RECORDS

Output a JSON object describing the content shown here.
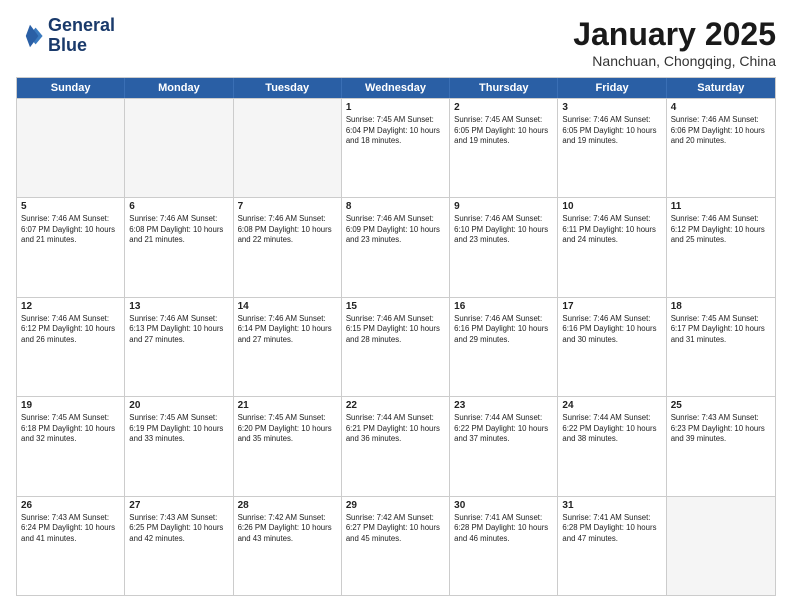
{
  "logo": {
    "line1": "General",
    "line2": "Blue"
  },
  "title": "January 2025",
  "subtitle": "Nanchuan, Chongqing, China",
  "weekdays": [
    "Sunday",
    "Monday",
    "Tuesday",
    "Wednesday",
    "Thursday",
    "Friday",
    "Saturday"
  ],
  "rows": [
    [
      {
        "day": "",
        "info": "",
        "empty": true
      },
      {
        "day": "",
        "info": "",
        "empty": true
      },
      {
        "day": "",
        "info": "",
        "empty": true
      },
      {
        "day": "1",
        "info": "Sunrise: 7:45 AM\nSunset: 6:04 PM\nDaylight: 10 hours\nand 18 minutes."
      },
      {
        "day": "2",
        "info": "Sunrise: 7:45 AM\nSunset: 6:05 PM\nDaylight: 10 hours\nand 19 minutes."
      },
      {
        "day": "3",
        "info": "Sunrise: 7:46 AM\nSunset: 6:05 PM\nDaylight: 10 hours\nand 19 minutes."
      },
      {
        "day": "4",
        "info": "Sunrise: 7:46 AM\nSunset: 6:06 PM\nDaylight: 10 hours\nand 20 minutes."
      }
    ],
    [
      {
        "day": "5",
        "info": "Sunrise: 7:46 AM\nSunset: 6:07 PM\nDaylight: 10 hours\nand 21 minutes."
      },
      {
        "day": "6",
        "info": "Sunrise: 7:46 AM\nSunset: 6:08 PM\nDaylight: 10 hours\nand 21 minutes."
      },
      {
        "day": "7",
        "info": "Sunrise: 7:46 AM\nSunset: 6:08 PM\nDaylight: 10 hours\nand 22 minutes."
      },
      {
        "day": "8",
        "info": "Sunrise: 7:46 AM\nSunset: 6:09 PM\nDaylight: 10 hours\nand 23 minutes."
      },
      {
        "day": "9",
        "info": "Sunrise: 7:46 AM\nSunset: 6:10 PM\nDaylight: 10 hours\nand 23 minutes."
      },
      {
        "day": "10",
        "info": "Sunrise: 7:46 AM\nSunset: 6:11 PM\nDaylight: 10 hours\nand 24 minutes."
      },
      {
        "day": "11",
        "info": "Sunrise: 7:46 AM\nSunset: 6:12 PM\nDaylight: 10 hours\nand 25 minutes."
      }
    ],
    [
      {
        "day": "12",
        "info": "Sunrise: 7:46 AM\nSunset: 6:12 PM\nDaylight: 10 hours\nand 26 minutes."
      },
      {
        "day": "13",
        "info": "Sunrise: 7:46 AM\nSunset: 6:13 PM\nDaylight: 10 hours\nand 27 minutes."
      },
      {
        "day": "14",
        "info": "Sunrise: 7:46 AM\nSunset: 6:14 PM\nDaylight: 10 hours\nand 27 minutes."
      },
      {
        "day": "15",
        "info": "Sunrise: 7:46 AM\nSunset: 6:15 PM\nDaylight: 10 hours\nand 28 minutes."
      },
      {
        "day": "16",
        "info": "Sunrise: 7:46 AM\nSunset: 6:16 PM\nDaylight: 10 hours\nand 29 minutes."
      },
      {
        "day": "17",
        "info": "Sunrise: 7:46 AM\nSunset: 6:16 PM\nDaylight: 10 hours\nand 30 minutes."
      },
      {
        "day": "18",
        "info": "Sunrise: 7:45 AM\nSunset: 6:17 PM\nDaylight: 10 hours\nand 31 minutes."
      }
    ],
    [
      {
        "day": "19",
        "info": "Sunrise: 7:45 AM\nSunset: 6:18 PM\nDaylight: 10 hours\nand 32 minutes."
      },
      {
        "day": "20",
        "info": "Sunrise: 7:45 AM\nSunset: 6:19 PM\nDaylight: 10 hours\nand 33 minutes."
      },
      {
        "day": "21",
        "info": "Sunrise: 7:45 AM\nSunset: 6:20 PM\nDaylight: 10 hours\nand 35 minutes."
      },
      {
        "day": "22",
        "info": "Sunrise: 7:44 AM\nSunset: 6:21 PM\nDaylight: 10 hours\nand 36 minutes."
      },
      {
        "day": "23",
        "info": "Sunrise: 7:44 AM\nSunset: 6:22 PM\nDaylight: 10 hours\nand 37 minutes."
      },
      {
        "day": "24",
        "info": "Sunrise: 7:44 AM\nSunset: 6:22 PM\nDaylight: 10 hours\nand 38 minutes."
      },
      {
        "day": "25",
        "info": "Sunrise: 7:43 AM\nSunset: 6:23 PM\nDaylight: 10 hours\nand 39 minutes."
      }
    ],
    [
      {
        "day": "26",
        "info": "Sunrise: 7:43 AM\nSunset: 6:24 PM\nDaylight: 10 hours\nand 41 minutes."
      },
      {
        "day": "27",
        "info": "Sunrise: 7:43 AM\nSunset: 6:25 PM\nDaylight: 10 hours\nand 42 minutes."
      },
      {
        "day": "28",
        "info": "Sunrise: 7:42 AM\nSunset: 6:26 PM\nDaylight: 10 hours\nand 43 minutes."
      },
      {
        "day": "29",
        "info": "Sunrise: 7:42 AM\nSunset: 6:27 PM\nDaylight: 10 hours\nand 45 minutes."
      },
      {
        "day": "30",
        "info": "Sunrise: 7:41 AM\nSunset: 6:28 PM\nDaylight: 10 hours\nand 46 minutes."
      },
      {
        "day": "31",
        "info": "Sunrise: 7:41 AM\nSunset: 6:28 PM\nDaylight: 10 hours\nand 47 minutes."
      },
      {
        "day": "",
        "info": "",
        "empty": true
      }
    ]
  ]
}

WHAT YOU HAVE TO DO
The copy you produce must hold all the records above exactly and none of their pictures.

OUTPUT BELOW
Output a JSON object describing the content shown here.
{
  "logo": {
    "line1": "General",
    "line2": "Blue"
  },
  "title": "January 2025",
  "subtitle": "Nanchuan, Chongqing, China",
  "weekdays": [
    "Sunday",
    "Monday",
    "Tuesday",
    "Wednesday",
    "Thursday",
    "Friday",
    "Saturday"
  ],
  "rows": [
    [
      {
        "day": "",
        "info": "",
        "empty": true
      },
      {
        "day": "",
        "info": "",
        "empty": true
      },
      {
        "day": "",
        "info": "",
        "empty": true
      },
      {
        "day": "1",
        "info": "Sunrise: 7:45 AM\nSunset: 6:04 PM\nDaylight: 10 hours\nand 18 minutes."
      },
      {
        "day": "2",
        "info": "Sunrise: 7:45 AM\nSunset: 6:05 PM\nDaylight: 10 hours\nand 19 minutes."
      },
      {
        "day": "3",
        "info": "Sunrise: 7:46 AM\nSunset: 6:05 PM\nDaylight: 10 hours\nand 19 minutes."
      },
      {
        "day": "4",
        "info": "Sunrise: 7:46 AM\nSunset: 6:06 PM\nDaylight: 10 hours\nand 20 minutes."
      }
    ],
    [
      {
        "day": "5",
        "info": "Sunrise: 7:46 AM\nSunset: 6:07 PM\nDaylight: 10 hours\nand 21 minutes."
      },
      {
        "day": "6",
        "info": "Sunrise: 7:46 AM\nSunset: 6:08 PM\nDaylight: 10 hours\nand 21 minutes."
      },
      {
        "day": "7",
        "info": "Sunrise: 7:46 AM\nSunset: 6:08 PM\nDaylight: 10 hours\nand 22 minutes."
      },
      {
        "day": "8",
        "info": "Sunrise: 7:46 AM\nSunset: 6:09 PM\nDaylight: 10 hours\nand 23 minutes."
      },
      {
        "day": "9",
        "info": "Sunrise: 7:46 AM\nSunset: 6:10 PM\nDaylight: 10 hours\nand 23 minutes."
      },
      {
        "day": "10",
        "info": "Sunrise: 7:46 AM\nSunset: 6:11 PM\nDaylight: 10 hours\nand 24 minutes."
      },
      {
        "day": "11",
        "info": "Sunrise: 7:46 AM\nSunset: 6:12 PM\nDaylight: 10 hours\nand 25 minutes."
      }
    ],
    [
      {
        "day": "12",
        "info": "Sunrise: 7:46 AM\nSunset: 6:12 PM\nDaylight: 10 hours\nand 26 minutes."
      },
      {
        "day": "13",
        "info": "Sunrise: 7:46 AM\nSunset: 6:13 PM\nDaylight: 10 hours\nand 27 minutes."
      },
      {
        "day": "14",
        "info": "Sunrise: 7:46 AM\nSunset: 6:14 PM\nDaylight: 10 hours\nand 27 minutes."
      },
      {
        "day": "15",
        "info": "Sunrise: 7:46 AM\nSunset: 6:15 PM\nDaylight: 10 hours\nand 28 minutes."
      },
      {
        "day": "16",
        "info": "Sunrise: 7:46 AM\nSunset: 6:16 PM\nDaylight: 10 hours\nand 29 minutes."
      },
      {
        "day": "17",
        "info": "Sunrise: 7:46 AM\nSunset: 6:16 PM\nDaylight: 10 hours\nand 30 minutes."
      },
      {
        "day": "18",
        "info": "Sunrise: 7:45 AM\nSunset: 6:17 PM\nDaylight: 10 hours\nand 31 minutes."
      }
    ],
    [
      {
        "day": "19",
        "info": "Sunrise: 7:45 AM\nSunset: 6:18 PM\nDaylight: 10 hours\nand 32 minutes."
      },
      {
        "day": "20",
        "info": "Sunrise: 7:45 AM\nSunset: 6:19 PM\nDaylight: 10 hours\nand 33 minutes."
      },
      {
        "day": "21",
        "info": "Sunrise: 7:45 AM\nSunset: 6:20 PM\nDaylight: 10 hours\nand 35 minutes."
      },
      {
        "day": "22",
        "info": "Sunrise: 7:44 AM\nSunset: 6:21 PM\nDaylight: 10 hours\nand 36 minutes."
      },
      {
        "day": "23",
        "info": "Sunrise: 7:44 AM\nSunset: 6:22 PM\nDaylight: 10 hours\nand 37 minutes."
      },
      {
        "day": "24",
        "info": "Sunrise: 7:44 AM\nSunset: 6:22 PM\nDaylight: 10 hours\nand 38 minutes."
      },
      {
        "day": "25",
        "info": "Sunrise: 7:43 AM\nSunset: 6:23 PM\nDaylight: 10 hours\nand 39 minutes."
      }
    ],
    [
      {
        "day": "26",
        "info": "Sunrise: 7:43 AM\nSunset: 6:24 PM\nDaylight: 10 hours\nand 41 minutes."
      },
      {
        "day": "27",
        "info": "Sunrise: 7:43 AM\nSunset: 6:25 PM\nDaylight: 10 hours\nand 42 minutes."
      },
      {
        "day": "28",
        "info": "Sunrise: 7:42 AM\nSunset: 6:26 PM\nDaylight: 10 hours\nand 43 minutes."
      },
      {
        "day": "29",
        "info": "Sunrise: 7:42 AM\nSunset: 6:27 PM\nDaylight: 10 hours\nand 45 minutes."
      },
      {
        "day": "30",
        "info": "Sunrise: 7:41 AM\nSunset: 6:28 PM\nDaylight: 10 hours\nand 46 minutes."
      },
      {
        "day": "31",
        "info": "Sunrise: 7:41 AM\nSunset: 6:28 PM\nDaylight: 10 hours\nand 47 minutes."
      },
      {
        "day": "",
        "info": "",
        "empty": true
      }
    ]
  ]
}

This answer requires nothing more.